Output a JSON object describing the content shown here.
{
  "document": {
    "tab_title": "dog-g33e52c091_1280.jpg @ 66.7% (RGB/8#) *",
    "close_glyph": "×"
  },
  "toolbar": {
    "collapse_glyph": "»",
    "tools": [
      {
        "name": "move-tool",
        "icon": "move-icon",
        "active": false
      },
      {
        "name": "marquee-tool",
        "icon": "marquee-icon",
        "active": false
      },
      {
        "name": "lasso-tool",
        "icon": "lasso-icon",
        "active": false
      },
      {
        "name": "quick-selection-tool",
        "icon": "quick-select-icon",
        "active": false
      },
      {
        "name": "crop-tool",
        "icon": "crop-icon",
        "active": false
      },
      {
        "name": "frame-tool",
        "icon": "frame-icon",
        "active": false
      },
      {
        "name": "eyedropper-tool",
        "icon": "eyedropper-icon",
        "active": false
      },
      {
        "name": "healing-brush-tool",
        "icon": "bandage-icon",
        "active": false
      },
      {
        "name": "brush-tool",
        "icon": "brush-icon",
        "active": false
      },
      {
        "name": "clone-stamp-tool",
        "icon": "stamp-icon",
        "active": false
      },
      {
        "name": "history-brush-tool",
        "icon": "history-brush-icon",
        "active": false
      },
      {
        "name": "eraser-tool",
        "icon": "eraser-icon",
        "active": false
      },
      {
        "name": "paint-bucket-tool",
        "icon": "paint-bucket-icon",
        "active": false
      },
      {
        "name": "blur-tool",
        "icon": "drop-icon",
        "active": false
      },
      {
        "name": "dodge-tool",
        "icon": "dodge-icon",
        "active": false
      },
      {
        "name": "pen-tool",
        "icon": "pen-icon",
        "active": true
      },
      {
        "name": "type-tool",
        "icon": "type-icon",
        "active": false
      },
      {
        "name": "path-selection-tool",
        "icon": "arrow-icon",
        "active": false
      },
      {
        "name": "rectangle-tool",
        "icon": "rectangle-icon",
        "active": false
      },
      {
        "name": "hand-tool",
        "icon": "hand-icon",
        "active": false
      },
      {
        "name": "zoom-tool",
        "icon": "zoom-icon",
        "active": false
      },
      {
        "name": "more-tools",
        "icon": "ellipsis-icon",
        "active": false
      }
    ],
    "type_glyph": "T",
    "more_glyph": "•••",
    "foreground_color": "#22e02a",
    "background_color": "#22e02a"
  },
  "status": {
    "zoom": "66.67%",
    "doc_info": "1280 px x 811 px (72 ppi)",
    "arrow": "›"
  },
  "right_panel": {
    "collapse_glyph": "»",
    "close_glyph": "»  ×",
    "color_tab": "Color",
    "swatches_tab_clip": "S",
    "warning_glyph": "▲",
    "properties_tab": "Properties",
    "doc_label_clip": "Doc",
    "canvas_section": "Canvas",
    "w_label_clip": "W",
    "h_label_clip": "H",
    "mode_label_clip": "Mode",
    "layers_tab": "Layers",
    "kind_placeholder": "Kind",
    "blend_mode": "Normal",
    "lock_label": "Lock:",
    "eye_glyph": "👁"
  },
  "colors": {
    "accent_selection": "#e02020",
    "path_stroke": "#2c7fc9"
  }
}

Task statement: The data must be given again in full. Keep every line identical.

Response box:
Output a JSON object describing the content shown here.
{
  "document": {
    "tab_title": "dog-g33e52c091_1280.jpg @ 66.7% (RGB/8#) *",
    "close_glyph": "×"
  },
  "toolbar": {
    "collapse_glyph": "»",
    "tools": [
      {
        "name": "move-tool",
        "icon": "move-icon",
        "active": false
      },
      {
        "name": "marquee-tool",
        "icon": "marquee-icon",
        "active": false
      },
      {
        "name": "lasso-tool",
        "icon": "lasso-icon",
        "active": false
      },
      {
        "name": "quick-selection-tool",
        "icon": "quick-select-icon",
        "active": false
      },
      {
        "name": "crop-tool",
        "icon": "crop-icon",
        "active": false
      },
      {
        "name": "frame-tool",
        "icon": "frame-icon",
        "active": false
      },
      {
        "name": "eyedropper-tool",
        "icon": "eyedropper-icon",
        "active": false
      },
      {
        "name": "healing-brush-tool",
        "icon": "bandage-icon",
        "active": false
      },
      {
        "name": "brush-tool",
        "icon": "brush-icon",
        "active": false
      },
      {
        "name": "clone-stamp-tool",
        "icon": "stamp-icon",
        "active": false
      },
      {
        "name": "history-brush-tool",
        "icon": "history-brush-icon",
        "active": false
      },
      {
        "name": "eraser-tool",
        "icon": "eraser-icon",
        "active": false
      },
      {
        "name": "paint-bucket-tool",
        "icon": "paint-bucket-icon",
        "active": false
      },
      {
        "name": "blur-tool",
        "icon": "drop-icon",
        "active": false
      },
      {
        "name": "dodge-tool",
        "icon": "dodge-icon",
        "active": false
      },
      {
        "name": "pen-tool",
        "icon": "pen-icon",
        "active": true
      },
      {
        "name": "type-tool",
        "icon": "type-icon",
        "active": false
      },
      {
        "name": "path-selection-tool",
        "icon": "arrow-icon",
        "active": false
      },
      {
        "name": "rectangle-tool",
        "icon": "rectangle-icon",
        "active": false
      },
      {
        "name": "hand-tool",
        "icon": "hand-icon",
        "active": false
      },
      {
        "name": "zoom-tool",
        "icon": "zoom-icon",
        "active": false
      },
      {
        "name": "more-tools",
        "icon": "ellipsis-icon",
        "active": false
      }
    ],
    "type_glyph": "T",
    "more_glyph": "•••",
    "foreground_color": "#22e02a",
    "background_color": "#22e02a"
  },
  "status": {
    "zoom": "66.67%",
    "doc_info": "1280 px x 811 px (72 ppi)",
    "arrow": "›"
  },
  "right_panel": {
    "collapse_glyph": "»",
    "close_glyph": "»  ×",
    "color_tab": "Color",
    "swatches_tab_clip": "S",
    "warning_glyph": "▲",
    "properties_tab": "Properties",
    "doc_label_clip": "Doc",
    "canvas_section": "Canvas",
    "w_label_clip": "W",
    "h_label_clip": "H",
    "mode_label_clip": "Mode",
    "layers_tab": "Layers",
    "kind_placeholder": "Kind",
    "blend_mode": "Normal",
    "lock_label": "Lock:",
    "eye_glyph": "👁"
  },
  "colors": {
    "accent_selection": "#e02020",
    "path_stroke": "#2c7fc9"
  }
}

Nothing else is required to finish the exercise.